September means time for geese
The first day of September always has been circled on my calendar. That date ushers in the official start to my hunting season with the opening of resident goose and dove seasons.
For years I counted on a great goose hunt during the opening morning. Farmers cut their fields earlier, geese were plentiful and fellow hunters were few and far between. Back then my free time was also very abundant. Those variables made for a month full of great honker hunts with some afternoon dove adventures mixed in.
The last few years, quality goose hunts have been minimal on the first morning. In fact, some years I skipped the opener due to a lack of opportunities and free time.
The 2018 opening morning once again seemed that it would come and go without myself enjoying any time in a blind. My daughter’s soccer team was in a tournament in Lancaster over the Labor Day weekend, which definitely took priority over hunting. But once the schedule was released, I knew a quick morning hunt was possible if I could find some birds close to home.
The weeks leading up to that Saturday I watched several flocks of geese feed in a field near my house. At the pinnacle, nearly 200 birds were regularly spotted there. However, I knew this trend would not likely continue into the season. I was correct as numbers dwindled to only a dozen geese three days before the opener.
The outlook was worse when no geese showed up Thursday. At that point I accepted I probably would spend my opening morning in my wife’s soccer-mom-mobile heading for PA Classics.
Friday night I got a text that a few birds were back in that field earlier in the day. I typically wouldn’t hunt a field for half a dozen geese, but I quickly started a debate with myself to decide if those birds were worth the effort it would take to try and pull off a hunt and still heading south in time for her first game.
Around 9 p.m. Friday I talked myself into giving it a try. I tossed 18 decoys on the back of my truck along with my layout blind. In the back seat I packed my shotgun, blind bag, rain gear and boots.
Rain was another factor I took into account when I made my decision. The forecast was calling for a 100 percent chance the following morning. I don’t mind hunting in the rain for geese when I’m in a normal blind, but lying down in a field and getting drenched isn’t one of my favorite experiences.
Saturday morning I woke up around 5, took out the dog and headed for the field. Luckily there was a patch of very high grass near where the geese had been feeding which also made hiding my layout blind a quick and easy task.
My setup time was so impressive that I actually had a long wait until legal shooting hours. The rain disappeared, I walked out to the field and immediately changed some decoys around — like every goose hunter does once they can see without the aid of a light — and crawled into my blind and hoped a few birds would show up.
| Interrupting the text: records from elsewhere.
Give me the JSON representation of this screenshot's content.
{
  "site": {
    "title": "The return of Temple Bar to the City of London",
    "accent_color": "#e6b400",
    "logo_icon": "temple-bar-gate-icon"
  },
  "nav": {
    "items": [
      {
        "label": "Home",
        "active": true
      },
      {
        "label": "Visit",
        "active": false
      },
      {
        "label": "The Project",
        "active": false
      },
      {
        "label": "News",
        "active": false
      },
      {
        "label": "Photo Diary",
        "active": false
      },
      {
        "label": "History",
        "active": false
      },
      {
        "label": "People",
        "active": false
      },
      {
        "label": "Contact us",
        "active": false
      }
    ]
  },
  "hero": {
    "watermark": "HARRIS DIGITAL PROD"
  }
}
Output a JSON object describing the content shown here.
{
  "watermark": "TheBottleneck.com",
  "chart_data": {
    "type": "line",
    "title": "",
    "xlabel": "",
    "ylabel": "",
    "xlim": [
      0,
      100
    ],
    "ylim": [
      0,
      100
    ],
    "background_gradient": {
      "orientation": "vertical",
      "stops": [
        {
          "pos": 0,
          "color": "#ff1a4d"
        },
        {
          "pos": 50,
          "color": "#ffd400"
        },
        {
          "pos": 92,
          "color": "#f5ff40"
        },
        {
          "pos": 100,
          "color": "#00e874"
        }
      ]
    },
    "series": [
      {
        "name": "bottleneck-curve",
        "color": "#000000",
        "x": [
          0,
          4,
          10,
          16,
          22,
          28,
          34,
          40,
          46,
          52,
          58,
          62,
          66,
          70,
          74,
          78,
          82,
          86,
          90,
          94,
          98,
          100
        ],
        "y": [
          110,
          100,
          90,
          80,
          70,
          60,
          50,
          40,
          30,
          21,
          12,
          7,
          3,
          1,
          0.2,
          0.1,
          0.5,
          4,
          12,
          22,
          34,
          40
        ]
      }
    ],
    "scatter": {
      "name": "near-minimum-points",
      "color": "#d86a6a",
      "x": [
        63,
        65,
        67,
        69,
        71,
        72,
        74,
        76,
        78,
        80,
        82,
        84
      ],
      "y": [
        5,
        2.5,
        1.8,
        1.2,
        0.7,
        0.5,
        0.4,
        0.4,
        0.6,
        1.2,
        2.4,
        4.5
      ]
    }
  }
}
Optimism was not something to be found that morning on my part. I was prepared to not see a goose, but figured that morning may be a good practice run for later in the season when I could target some geese regularly feeding in a field.
My friend who normally hunts waterfowl with me was stuck at work and sent me a text very early that morning asking how many I had killed. “312 bugs, so far,” I answered.
With limited time to hunt, I started to watch the clock on my phone to count down until the time I had to start to clean up so I could make it home in time to leave for Bell’s tournament.
Just then I looked back to my left and saw a small flock of geese already locked up and heading for my decoys. They had never made a sound as they flew over the high trees on the mountain behind me. Luckily I was in my blind with the doors closed and prepared to shoot.
The geese made one quick circle to get the wind right for them to land and pitched in exactly where I wanted them. I arose from my blind and knocked down two birds.
Since this was the first day and most of the birds were juveniles, I knew there was a chance I could call this flock back in once more. As they fled to the west, I started to call aggressively. I watched them make a giant circle in the valley and head for my spread once again.
Eventually they tried to pitch into the decoys. Just as before I was able to take down two birds as the rest finally flew to safety and I’m guessing in a straight line to the sanctuary a few miles away.
At that point I was pleasantly surprised about the successful morning and obviously happy with my decision to give it a try. The first goose I picked up was banded, which was a nice little opening day bonus.
Those geese arrived about 20 minutes before I planned on ending my hunt. By the time I had the down birds back to my blind I was down to about 10 minutes to go. A reasonable person probably would have happily packed it in there.
But I chose to stick it out a little longer just to see if any more birds would show up. I knew there was a possibility of a flock traveling west to east since many guys traditionally shoot at them when they fly over the breast at a local reservoir. Those birds typically make a straight flight to a protected pond on the other side of my location.
My hunch paid off as I heard some high flyers heading east. They flew past me before deciding my field may be a good place for breakfast and made the 180-degree swing. They were weary and stayed high as they made five circles out of shooting range.
Once they finally started to make their descent into range, I could have fired some long shots. Instead I let them continue to work as I called and watched their body language. Just as they were about to touch down I sprung from my blind and downed my fifth and sixth bird of the morning.
One more great resident goose opening day is in the books and will likely fuel my fire to be back in the field on Sept. 1 next year.
Zach Knepp writes about the outdoors for The Sentinel.